It is among the most problematic of the short-to-medium-lifetime fission products because it easily moves and spreads in nature due to the high water solubility of caesium's most common chemical compounds, which are salts. The remainder directly populates the ground state of barium-137, which is stable.
It is believed that the capsule, originally a part of a measurement device, was lost in the late 1970s and ended up mixed with gravel used to construct the building in 1980. By the time the capsule was discovered, 6 residents of the building had died from leukemia and 17 more had received varying doses of radiation.

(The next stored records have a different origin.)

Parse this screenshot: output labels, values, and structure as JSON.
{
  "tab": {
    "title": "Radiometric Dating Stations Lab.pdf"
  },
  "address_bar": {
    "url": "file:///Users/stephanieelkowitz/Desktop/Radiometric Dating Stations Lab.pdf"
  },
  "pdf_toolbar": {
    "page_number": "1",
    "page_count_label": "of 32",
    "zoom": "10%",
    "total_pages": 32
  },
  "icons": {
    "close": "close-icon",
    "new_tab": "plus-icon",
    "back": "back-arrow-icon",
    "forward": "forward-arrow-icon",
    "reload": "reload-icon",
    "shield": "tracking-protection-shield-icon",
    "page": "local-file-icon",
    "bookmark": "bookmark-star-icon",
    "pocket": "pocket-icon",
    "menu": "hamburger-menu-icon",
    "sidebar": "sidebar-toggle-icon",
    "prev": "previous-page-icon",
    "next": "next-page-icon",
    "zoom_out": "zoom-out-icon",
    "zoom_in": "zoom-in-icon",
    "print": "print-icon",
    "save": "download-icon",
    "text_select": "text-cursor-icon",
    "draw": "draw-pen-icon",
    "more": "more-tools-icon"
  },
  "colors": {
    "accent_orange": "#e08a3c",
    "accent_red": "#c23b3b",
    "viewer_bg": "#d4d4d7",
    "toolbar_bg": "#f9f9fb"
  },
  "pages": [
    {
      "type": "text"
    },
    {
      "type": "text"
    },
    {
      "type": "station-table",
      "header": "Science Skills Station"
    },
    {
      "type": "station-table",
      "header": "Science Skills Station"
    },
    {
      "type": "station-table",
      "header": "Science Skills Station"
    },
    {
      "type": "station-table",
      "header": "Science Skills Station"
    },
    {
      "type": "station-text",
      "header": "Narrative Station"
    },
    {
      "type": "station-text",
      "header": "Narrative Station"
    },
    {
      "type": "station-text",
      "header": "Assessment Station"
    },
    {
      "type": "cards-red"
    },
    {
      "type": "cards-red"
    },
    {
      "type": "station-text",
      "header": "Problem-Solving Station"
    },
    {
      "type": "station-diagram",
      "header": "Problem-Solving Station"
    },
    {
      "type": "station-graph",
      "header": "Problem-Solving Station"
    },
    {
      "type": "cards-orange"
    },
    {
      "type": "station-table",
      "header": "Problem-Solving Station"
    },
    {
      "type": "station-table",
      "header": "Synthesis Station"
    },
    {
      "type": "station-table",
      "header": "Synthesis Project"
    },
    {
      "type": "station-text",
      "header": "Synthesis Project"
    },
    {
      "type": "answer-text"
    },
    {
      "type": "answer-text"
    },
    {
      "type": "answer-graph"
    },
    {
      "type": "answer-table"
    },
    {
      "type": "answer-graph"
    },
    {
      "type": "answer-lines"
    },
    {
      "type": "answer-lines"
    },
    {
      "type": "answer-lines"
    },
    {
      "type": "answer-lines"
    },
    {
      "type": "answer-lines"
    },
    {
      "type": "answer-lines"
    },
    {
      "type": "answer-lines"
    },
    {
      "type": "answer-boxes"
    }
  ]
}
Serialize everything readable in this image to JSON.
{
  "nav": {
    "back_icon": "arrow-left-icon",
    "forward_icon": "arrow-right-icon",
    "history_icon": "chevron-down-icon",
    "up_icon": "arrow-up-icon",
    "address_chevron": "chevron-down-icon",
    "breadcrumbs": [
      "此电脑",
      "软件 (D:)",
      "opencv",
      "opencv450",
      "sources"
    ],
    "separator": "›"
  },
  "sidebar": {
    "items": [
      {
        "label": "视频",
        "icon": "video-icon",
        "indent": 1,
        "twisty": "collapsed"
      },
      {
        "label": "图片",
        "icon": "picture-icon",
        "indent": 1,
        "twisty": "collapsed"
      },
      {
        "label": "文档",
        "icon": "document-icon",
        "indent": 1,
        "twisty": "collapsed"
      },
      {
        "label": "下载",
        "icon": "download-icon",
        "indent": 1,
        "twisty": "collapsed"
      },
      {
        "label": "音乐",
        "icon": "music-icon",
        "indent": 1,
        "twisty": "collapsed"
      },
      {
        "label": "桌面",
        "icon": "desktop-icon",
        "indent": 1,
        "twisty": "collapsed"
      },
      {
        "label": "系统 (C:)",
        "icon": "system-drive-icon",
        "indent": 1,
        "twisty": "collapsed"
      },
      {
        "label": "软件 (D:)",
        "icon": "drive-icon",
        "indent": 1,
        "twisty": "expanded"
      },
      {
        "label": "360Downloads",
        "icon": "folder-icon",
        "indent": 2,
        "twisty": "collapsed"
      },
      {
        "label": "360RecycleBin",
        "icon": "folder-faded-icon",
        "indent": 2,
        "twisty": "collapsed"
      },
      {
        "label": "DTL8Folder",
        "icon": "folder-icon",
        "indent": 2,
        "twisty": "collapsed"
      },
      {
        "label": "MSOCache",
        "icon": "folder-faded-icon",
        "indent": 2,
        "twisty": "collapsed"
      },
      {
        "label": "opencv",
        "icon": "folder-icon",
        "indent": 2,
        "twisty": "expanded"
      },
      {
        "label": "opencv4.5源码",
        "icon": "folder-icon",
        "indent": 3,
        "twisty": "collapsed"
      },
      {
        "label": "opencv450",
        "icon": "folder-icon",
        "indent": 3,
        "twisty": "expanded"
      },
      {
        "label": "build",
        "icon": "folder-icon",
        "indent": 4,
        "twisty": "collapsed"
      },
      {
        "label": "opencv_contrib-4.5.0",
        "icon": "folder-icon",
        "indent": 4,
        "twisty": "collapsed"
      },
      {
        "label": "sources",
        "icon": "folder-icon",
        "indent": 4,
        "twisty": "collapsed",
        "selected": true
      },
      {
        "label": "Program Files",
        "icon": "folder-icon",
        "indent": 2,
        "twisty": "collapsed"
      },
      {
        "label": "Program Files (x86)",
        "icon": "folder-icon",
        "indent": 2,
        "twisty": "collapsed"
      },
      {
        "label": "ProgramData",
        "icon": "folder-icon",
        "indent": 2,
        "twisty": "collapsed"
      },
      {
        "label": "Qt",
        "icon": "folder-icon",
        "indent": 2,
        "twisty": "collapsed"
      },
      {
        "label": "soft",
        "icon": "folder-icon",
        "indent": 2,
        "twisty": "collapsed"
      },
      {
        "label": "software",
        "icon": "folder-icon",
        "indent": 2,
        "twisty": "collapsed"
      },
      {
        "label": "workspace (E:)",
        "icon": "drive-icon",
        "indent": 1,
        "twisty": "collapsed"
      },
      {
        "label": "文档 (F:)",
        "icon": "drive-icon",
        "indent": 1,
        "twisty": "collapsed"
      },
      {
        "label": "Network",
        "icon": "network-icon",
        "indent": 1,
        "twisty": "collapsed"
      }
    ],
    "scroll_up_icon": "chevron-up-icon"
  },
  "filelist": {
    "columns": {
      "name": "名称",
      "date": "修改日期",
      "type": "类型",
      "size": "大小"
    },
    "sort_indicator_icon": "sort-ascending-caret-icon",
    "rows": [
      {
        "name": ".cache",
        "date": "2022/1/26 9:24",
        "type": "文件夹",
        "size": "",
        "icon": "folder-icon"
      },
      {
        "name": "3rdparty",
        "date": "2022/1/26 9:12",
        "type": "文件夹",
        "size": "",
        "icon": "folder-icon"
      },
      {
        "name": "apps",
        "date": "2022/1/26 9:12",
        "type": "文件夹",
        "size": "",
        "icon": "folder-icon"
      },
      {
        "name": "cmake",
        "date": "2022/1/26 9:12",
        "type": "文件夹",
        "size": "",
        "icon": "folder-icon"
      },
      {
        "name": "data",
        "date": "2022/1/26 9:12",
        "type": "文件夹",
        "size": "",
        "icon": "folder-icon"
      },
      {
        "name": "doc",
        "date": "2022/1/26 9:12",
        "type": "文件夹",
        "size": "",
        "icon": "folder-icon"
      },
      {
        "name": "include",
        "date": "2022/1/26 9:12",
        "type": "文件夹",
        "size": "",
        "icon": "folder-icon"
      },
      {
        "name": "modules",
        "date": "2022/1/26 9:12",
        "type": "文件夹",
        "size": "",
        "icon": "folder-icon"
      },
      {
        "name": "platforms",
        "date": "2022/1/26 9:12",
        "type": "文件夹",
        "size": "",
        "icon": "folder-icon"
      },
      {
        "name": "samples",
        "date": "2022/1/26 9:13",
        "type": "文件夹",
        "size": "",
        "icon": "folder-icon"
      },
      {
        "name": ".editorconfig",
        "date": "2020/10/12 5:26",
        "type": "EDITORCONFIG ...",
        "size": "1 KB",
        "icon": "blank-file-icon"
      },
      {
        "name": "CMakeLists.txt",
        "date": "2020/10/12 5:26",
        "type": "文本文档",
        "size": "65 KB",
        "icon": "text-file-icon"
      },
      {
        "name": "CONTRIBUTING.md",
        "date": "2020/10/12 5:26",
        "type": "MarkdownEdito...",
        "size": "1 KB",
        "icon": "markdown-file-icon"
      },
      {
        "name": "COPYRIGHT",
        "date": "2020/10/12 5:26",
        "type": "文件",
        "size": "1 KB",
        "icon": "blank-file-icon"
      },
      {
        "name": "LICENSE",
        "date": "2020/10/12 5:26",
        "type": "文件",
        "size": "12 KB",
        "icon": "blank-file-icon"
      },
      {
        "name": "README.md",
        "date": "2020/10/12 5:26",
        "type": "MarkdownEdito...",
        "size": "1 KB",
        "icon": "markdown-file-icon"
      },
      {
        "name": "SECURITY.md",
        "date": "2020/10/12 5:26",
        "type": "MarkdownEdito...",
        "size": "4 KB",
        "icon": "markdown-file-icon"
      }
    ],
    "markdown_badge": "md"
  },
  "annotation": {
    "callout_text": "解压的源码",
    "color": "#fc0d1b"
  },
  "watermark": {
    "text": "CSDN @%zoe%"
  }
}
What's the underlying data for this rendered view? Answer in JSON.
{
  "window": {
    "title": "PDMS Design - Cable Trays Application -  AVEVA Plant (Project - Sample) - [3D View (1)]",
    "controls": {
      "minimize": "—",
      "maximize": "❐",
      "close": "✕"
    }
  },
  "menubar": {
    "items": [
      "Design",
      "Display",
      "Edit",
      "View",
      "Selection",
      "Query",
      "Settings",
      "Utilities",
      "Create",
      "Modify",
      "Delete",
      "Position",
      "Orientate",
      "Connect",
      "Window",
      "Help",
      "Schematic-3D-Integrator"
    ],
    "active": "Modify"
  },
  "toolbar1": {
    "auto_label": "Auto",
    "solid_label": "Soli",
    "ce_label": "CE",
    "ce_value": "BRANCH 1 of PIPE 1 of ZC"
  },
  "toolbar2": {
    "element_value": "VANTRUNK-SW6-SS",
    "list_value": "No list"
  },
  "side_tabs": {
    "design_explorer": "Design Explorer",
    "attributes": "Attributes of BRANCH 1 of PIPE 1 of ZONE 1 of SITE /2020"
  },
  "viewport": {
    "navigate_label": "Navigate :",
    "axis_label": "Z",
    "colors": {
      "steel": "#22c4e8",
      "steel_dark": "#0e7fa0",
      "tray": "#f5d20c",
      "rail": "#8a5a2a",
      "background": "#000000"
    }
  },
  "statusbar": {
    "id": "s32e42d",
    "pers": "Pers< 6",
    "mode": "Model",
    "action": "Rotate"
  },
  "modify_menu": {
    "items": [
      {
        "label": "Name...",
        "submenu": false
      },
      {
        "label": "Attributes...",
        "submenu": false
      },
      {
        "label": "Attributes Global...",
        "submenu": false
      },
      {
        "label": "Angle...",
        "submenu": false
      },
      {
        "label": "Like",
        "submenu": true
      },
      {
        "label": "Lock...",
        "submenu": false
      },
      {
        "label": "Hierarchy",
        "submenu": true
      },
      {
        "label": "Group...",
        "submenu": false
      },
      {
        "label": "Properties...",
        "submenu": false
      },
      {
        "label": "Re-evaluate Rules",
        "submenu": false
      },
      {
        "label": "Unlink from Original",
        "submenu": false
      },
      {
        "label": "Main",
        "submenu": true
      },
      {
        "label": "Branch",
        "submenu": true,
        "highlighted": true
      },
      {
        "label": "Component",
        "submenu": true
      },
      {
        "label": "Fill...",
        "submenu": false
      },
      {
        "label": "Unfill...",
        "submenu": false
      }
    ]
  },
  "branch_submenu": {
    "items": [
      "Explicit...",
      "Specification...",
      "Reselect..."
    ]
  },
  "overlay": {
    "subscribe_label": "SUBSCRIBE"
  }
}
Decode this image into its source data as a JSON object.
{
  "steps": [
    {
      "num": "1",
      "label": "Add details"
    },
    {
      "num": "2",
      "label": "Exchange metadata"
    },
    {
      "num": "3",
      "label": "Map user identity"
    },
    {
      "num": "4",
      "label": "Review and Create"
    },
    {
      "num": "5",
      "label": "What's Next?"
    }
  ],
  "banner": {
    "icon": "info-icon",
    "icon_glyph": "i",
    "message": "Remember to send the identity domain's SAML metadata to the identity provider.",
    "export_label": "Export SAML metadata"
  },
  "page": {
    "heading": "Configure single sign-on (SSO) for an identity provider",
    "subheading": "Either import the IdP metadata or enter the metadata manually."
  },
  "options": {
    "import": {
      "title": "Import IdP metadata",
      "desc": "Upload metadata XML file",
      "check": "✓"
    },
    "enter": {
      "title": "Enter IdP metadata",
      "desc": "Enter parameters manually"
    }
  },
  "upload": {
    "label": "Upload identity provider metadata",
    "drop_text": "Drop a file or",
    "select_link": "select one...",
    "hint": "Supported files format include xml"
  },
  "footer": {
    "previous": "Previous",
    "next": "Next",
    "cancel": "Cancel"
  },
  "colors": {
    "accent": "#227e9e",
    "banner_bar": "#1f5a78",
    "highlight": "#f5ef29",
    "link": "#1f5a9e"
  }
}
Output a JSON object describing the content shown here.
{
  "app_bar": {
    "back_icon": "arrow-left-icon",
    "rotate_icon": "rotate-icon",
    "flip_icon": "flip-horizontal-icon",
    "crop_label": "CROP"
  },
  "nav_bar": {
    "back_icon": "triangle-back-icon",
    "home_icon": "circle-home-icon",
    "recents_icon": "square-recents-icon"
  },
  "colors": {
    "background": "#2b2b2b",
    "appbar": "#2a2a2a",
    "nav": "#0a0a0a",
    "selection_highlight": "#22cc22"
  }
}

In the Acerinox accident of 1998, the Spanish recycling company Acerinox accidentally melted down a mass of radioactive caesium-137 that came from a gamma-ray generator.
Unlike most other radioisotopes, caesium-137 is not produced from the same element's nonradioactive isotopes but as a byproduct of the nuclear fission of much heavier elements; until the building of the first artificial nuclear reactor, the Chicago Pile-1, in late 1942, caesium-137 had not occurred on Earth in significant amounts for about 1.7 billion years.
The Kramatorsk radiological accident happened in 1989 when a small capsule containing highly radioactive caesium-137 was found inside the concrete wall of an apartment building in Kramatorsk, Ukrainian SSR.
A number of techniques are being considered that will be able to strip out 80% to 95% of the caesium from contaminated soil and other materials efficiently and without destroying the organic material in the soil. The caesium precipitated with ferric ferricyanide (Prussian blue) would be the only waste requiring special burial sites.
The aim is to get annual exposure from the contaminated environment down to 1 millisievert (m Sv) above background.
The salts of caesium are also soluble in water, and this complicates the safe handling of caesium. Test explosions "Simon" and "Harry" were both from Operation Upshot–Knothole in 1953, while the test explosions "George" and "How" were from Operation Tumbler–Snapper in 1952 Caesium-134 and caesium-137 were released into the environment during nearly all nuclear weapon tests and some nuclear accidents, most notably the Chernobyl disaster and the Fukushima Daiichi disaster.
Cobalt-60, , is preferred for radiography, since it is chemically a rather nonreactive metal and produces higher energy gamma-ray photons. As of 2005 and for the next few hundred years, caesium-137 is the principal source of radiation in the zone of alienation around the Chernobyl nuclear power plant.
Ba-137m has a half-life of about 153 seconds, and is responsible for all of the emissions of gamma rays in samples of caesium-137.